PROMPT. Report every line of the listing below in which the string "window" occurs.

TASK MATERIAL.

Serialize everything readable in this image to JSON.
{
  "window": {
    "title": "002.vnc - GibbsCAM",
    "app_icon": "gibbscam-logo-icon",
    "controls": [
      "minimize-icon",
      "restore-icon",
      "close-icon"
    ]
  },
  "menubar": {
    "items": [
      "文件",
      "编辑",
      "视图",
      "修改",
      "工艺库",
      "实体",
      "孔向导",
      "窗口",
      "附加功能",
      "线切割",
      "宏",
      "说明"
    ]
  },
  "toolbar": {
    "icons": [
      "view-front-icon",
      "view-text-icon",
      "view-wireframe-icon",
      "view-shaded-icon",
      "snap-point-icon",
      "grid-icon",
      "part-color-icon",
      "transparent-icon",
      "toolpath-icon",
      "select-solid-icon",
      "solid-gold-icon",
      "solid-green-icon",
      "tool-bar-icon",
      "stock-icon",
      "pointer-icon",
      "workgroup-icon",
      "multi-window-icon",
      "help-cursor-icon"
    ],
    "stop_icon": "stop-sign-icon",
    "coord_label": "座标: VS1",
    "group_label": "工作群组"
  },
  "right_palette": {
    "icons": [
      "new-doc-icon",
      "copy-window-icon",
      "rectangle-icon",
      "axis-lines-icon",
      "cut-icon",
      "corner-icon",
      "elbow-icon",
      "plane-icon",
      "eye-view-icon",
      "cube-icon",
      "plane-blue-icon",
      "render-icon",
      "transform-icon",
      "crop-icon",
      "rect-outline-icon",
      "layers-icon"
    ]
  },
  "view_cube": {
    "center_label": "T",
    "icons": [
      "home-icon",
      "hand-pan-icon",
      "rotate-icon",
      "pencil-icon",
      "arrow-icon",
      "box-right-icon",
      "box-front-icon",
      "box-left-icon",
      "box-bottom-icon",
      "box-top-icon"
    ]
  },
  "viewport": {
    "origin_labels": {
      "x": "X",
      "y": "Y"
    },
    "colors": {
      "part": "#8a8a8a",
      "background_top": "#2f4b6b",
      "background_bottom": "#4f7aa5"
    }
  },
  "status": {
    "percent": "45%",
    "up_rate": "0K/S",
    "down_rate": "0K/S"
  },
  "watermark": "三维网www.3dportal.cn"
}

ANSWER SECTION.
  "window": {
      "multi-window-icon",
      "copy-window-icon",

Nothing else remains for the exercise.